⟨

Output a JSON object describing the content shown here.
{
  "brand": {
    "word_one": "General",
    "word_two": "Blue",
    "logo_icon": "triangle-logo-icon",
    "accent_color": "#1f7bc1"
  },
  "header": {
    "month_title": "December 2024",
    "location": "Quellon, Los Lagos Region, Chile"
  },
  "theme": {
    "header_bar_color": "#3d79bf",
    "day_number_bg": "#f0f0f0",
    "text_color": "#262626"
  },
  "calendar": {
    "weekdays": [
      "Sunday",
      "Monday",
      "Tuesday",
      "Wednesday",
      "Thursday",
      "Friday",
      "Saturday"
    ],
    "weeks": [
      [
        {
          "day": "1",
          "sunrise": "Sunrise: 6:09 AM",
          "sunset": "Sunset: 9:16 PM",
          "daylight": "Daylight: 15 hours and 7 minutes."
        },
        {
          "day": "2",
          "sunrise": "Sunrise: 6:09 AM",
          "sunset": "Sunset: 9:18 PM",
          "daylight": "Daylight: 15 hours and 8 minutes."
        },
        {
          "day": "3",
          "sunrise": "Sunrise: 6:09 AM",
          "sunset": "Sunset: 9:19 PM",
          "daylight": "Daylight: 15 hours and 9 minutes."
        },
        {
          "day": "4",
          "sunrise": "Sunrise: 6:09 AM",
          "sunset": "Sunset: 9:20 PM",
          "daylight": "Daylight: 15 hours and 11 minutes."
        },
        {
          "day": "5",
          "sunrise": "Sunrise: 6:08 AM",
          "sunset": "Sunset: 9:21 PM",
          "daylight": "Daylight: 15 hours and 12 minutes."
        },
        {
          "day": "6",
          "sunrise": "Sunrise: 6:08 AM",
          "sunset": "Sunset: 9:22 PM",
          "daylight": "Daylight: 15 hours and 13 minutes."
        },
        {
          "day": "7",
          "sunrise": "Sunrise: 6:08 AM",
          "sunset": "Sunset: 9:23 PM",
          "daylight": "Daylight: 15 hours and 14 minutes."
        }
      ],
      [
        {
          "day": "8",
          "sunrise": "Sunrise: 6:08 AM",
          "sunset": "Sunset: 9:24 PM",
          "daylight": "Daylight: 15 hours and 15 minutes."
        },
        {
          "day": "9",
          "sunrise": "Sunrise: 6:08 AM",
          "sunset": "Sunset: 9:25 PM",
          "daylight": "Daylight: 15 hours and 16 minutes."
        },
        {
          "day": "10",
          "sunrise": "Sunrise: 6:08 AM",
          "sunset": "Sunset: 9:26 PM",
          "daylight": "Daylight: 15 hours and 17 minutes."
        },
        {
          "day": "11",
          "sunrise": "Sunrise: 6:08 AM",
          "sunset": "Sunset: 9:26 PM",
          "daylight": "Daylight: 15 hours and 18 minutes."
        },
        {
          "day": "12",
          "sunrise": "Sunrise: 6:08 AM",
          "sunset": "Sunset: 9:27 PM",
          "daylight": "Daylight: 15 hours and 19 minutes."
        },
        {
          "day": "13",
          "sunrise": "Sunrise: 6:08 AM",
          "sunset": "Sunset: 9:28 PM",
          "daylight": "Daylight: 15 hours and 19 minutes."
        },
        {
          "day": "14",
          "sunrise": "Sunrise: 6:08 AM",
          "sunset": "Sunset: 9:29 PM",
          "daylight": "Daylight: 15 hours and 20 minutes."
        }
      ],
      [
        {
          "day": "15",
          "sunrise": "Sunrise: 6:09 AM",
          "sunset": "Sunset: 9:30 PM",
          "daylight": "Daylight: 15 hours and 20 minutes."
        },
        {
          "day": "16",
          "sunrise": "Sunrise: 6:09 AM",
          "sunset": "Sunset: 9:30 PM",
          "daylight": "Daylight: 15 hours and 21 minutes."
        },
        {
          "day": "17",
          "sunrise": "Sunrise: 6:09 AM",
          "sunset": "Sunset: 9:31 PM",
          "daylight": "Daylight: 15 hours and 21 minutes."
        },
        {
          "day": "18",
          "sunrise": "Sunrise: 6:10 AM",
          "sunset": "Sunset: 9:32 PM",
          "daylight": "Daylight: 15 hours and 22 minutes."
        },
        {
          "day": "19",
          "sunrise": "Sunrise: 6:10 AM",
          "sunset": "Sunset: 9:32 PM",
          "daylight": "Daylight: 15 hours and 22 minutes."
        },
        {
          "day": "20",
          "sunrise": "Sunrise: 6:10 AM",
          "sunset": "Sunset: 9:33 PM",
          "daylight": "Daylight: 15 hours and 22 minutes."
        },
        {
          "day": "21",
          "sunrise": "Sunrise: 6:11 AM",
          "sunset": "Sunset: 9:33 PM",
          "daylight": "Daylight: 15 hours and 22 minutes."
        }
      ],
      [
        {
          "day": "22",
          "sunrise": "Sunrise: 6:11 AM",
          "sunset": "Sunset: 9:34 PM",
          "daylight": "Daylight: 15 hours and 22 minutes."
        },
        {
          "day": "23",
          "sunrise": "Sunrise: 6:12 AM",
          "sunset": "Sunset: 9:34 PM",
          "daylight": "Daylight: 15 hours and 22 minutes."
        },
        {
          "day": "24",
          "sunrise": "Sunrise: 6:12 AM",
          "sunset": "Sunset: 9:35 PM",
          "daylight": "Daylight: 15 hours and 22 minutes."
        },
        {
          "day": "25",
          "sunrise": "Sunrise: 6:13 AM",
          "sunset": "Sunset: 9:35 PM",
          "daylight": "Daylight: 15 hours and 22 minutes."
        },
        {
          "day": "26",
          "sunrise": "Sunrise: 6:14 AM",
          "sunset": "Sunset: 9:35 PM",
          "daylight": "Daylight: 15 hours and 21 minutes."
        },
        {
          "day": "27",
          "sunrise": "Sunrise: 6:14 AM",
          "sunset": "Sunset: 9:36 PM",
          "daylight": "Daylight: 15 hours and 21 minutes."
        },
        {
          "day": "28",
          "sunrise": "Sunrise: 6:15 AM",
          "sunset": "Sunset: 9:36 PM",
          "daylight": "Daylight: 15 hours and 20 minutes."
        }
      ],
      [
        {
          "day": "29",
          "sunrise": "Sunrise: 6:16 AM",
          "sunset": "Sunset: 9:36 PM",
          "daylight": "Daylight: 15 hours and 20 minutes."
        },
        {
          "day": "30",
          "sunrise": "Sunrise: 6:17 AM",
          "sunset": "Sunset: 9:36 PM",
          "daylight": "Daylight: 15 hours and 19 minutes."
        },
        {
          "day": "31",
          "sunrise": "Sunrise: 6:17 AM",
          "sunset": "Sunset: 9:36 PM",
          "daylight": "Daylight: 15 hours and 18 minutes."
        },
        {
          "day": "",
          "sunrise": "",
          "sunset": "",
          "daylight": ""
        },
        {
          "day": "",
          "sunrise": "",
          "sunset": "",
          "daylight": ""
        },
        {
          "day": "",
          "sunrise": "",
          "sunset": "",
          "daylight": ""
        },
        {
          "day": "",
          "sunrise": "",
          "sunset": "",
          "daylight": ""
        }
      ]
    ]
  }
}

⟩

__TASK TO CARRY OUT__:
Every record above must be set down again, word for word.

__WRITTEN ANSWER__:
Output a JSON object describing the content shown here.
{
  "brand": {
    "word_one": "General",
    "word_two": "Blue",
    "logo_icon": "triangle-logo-icon",
    "accent_color": "#1f7bc1"
  },
  "header": {
    "month_title": "December 2024",
    "location": "Quellon, Los Lagos Region, Chile"
  },
  "theme": {
    "header_bar_color": "#3d79bf",
    "day_number_bg": "#f0f0f0",
    "text_color": "#262626"
  },
  "calendar": {
    "weekdays": [
      "Sunday",
      "Monday",
      "Tuesday",
      "Wednesday",
      "Thursday",
      "Friday",
      "Saturday"
    ],
    "weeks": [
      [
        {
          "day": "1",
          "sunrise": "Sunrise: 6:09 AM",
          "sunset": "Sunset: 9:16 PM",
          "daylight": "Daylight: 15 hours and 7 minutes."
        },
        {
          "day": "2",
          "sunrise": "Sunrise: 6:09 AM",
          "sunset": "Sunset: 9:18 PM",
          "daylight": "Daylight: 15 hours and 8 minutes."
        },
        {
          "day": "3",
          "sunrise": "Sunrise: 6:09 AM",
          "sunset": "Sunset: 9:19 PM",
          "daylight": "Daylight: 15 hours and 9 minutes."
        },
        {
          "day": "4",
          "sunrise": "Sunrise: 6:09 AM",
          "sunset": "Sunset: 9:20 PM",
          "daylight": "Daylight: 15 hours and 11 minutes."
        },
        {
          "day": "5",
          "sunrise": "Sunrise: 6:08 AM",
          "sunset": "Sunset: 9:21 PM",
          "daylight": "Daylight: 15 hours and 12 minutes."
        },
        {
          "day": "6",
          "sunrise": "Sunrise: 6:08 AM",
          "sunset": "Sunset: 9:22 PM",
          "daylight": "Daylight: 15 hours and 13 minutes."
        },
        {
          "day": "7",
          "sunrise": "Sunrise: 6:08 AM",
          "sunset": "Sunset: 9:23 PM",
          "daylight": "Daylight: 15 hours and 14 minutes."
        }
      ],
      [
        {
          "day": "8",
          "sunrise": "Sunrise: 6:08 AM",
          "sunset": "Sunset: 9:24 PM",
          "daylight": "Daylight: 15 hours and 15 minutes."
        },
        {
          "day": "9",
          "sunrise": "Sunrise: 6:08 AM",
          "sunset": "Sunset: 9:25 PM",
          "daylight": "Daylight: 15 hours and 16 minutes."
        },
        {
          "day": "10",
          "sunrise": "Sunrise: 6:08 AM",
          "sunset": "Sunset: 9:26 PM",
          "daylight": "Daylight: 15 hours and 17 minutes."
        },
        {
          "day": "11",
          "sunrise": "Sunrise: 6:08 AM",
          "sunset": "Sunset: 9:26 PM",
          "daylight": "Daylight: 15 hours and 18 minutes."
        },
        {
          "day": "12",
          "sunrise": "Sunrise: 6:08 AM",
          "sunset": "Sunset: 9:27 PM",
          "daylight": "Daylight: 15 hours and 19 minutes."
        },
        {
          "day": "13",
          "sunrise": "Sunrise: 6:08 AM",
          "sunset": "Sunset: 9:28 PM",
          "daylight": "Daylight: 15 hours and 19 minutes."
        },
        {
          "day": "14",
          "sunrise": "Sunrise: 6:08 AM",
          "sunset": "Sunset: 9:29 PM",
          "daylight": "Daylight: 15 hours and 20 minutes."
        }
      ],
      [
        {
          "day": "15",
          "sunrise": "Sunrise: 6:09 AM",
          "sunset": "Sunset: 9:30 PM",
          "daylight": "Daylight: 15 hours and 20 minutes."
        },
        {
          "day": "16",
          "sunrise": "Sunrise: 6:09 AM",
          "sunset": "Sunset: 9:30 PM",
          "daylight": "Daylight: 15 hours and 21 minutes."
        },
        {
          "day": "17",
          "sunrise": "Sunrise: 6:09 AM",
          "sunset": "Sunset: 9:31 PM",
          "daylight": "Daylight: 15 hours and 21 minutes."
        },
        {
          "day": "18",
          "sunrise": "Sunrise: 6:10 AM",
          "sunset": "Sunset: 9:32 PM",
          "daylight": "Daylight: 15 hours and 22 minutes."
        },
        {
          "day": "19",
          "sunrise": "Sunrise: 6:10 AM",
          "sunset": "Sunset: 9:32 PM",
          "daylight": "Daylight: 15 hours and 22 minutes."
        },
        {
          "day": "20",
          "sunrise": "Sunrise: 6:10 AM",
          "sunset": "Sunset: 9:33 PM",
          "daylight": "Daylight: 15 hours and 22 minutes."
        },
        {
          "day": "21",
          "sunrise": "Sunrise: 6:11 AM",
          "sunset": "Sunset: 9:33 PM",
          "daylight": "Daylight: 15 hours and 22 minutes."
        }
      ],
      [
        {
          "day": "22",
          "sunrise": "Sunrise: 6:11 AM",
          "sunset": "Sunset: 9:34 PM",
          "daylight": "Daylight: 15 hours and 22 minutes."
        },
        {
          "day": "23",
          "sunrise": "Sunrise: 6:12 AM",
          "sunset": "Sunset: 9:34 PM",
          "daylight": "Daylight: 15 hours and 22 minutes."
        },
        {
          "day": "24",
          "sunrise": "Sunrise: 6:12 AM",
          "sunset": "Sunset: 9:35 PM",
          "daylight": "Daylight: 15 hours and 22 minutes."
        },
        {
          "day": "25",
          "sunrise": "Sunrise: 6:13 AM",
          "sunset": "Sunset: 9:35 PM",
          "daylight": "Daylight: 15 hours and 22 minutes."
        },
        {
          "day": "26",
          "sunrise": "Sunrise: 6:14 AM",
          "sunset": "Sunset: 9:35 PM",
          "daylight": "Daylight: 15 hours and 21 minutes."
        },
        {
          "day": "27",
          "sunrise": "Sunrise: 6:14 AM",
          "sunset": "Sunset: 9:36 PM",
          "daylight": "Daylight: 15 hours and 21 minutes."
        },
        {
          "day": "28",
          "sunrise": "Sunrise: 6:15 AM",
          "sunset": "Sunset: 9:36 PM",
          "daylight": "Daylight: 15 hours and 20 minutes."
        }
      ],
      [
        {
          "day": "29",
          "sunrise": "Sunrise: 6:16 AM",
          "sunset": "Sunset: 9:36 PM",
          "daylight": "Daylight: 15 hours and 20 minutes."
        },
        {
          "day": "30",
          "sunrise": "Sunrise: 6:17 AM",
          "sunset": "Sunset: 9:36 PM",
          "daylight": "Daylight: 15 hours and 19 minutes."
        },
        {
          "day": "31",
          "sunrise": "Sunrise: 6:17 AM",
          "sunset": "Sunset: 9:36 PM",
          "daylight": "Daylight: 15 hours and 18 minutes."
        },
        {
          "day": "",
          "sunrise": "",
          "sunset": "",
          "daylight": ""
        },
        {
          "day": "",
          "sunrise": "",
          "sunset": "",
          "daylight": ""
        },
        {
          "day": "",
          "sunrise": "",
          "sunset": "",
          "daylight": ""
        },
        {
          "day": "",
          "sunrise": "",
          "sunset": "",
          "daylight": ""
        }
      ]
    ]
  }
}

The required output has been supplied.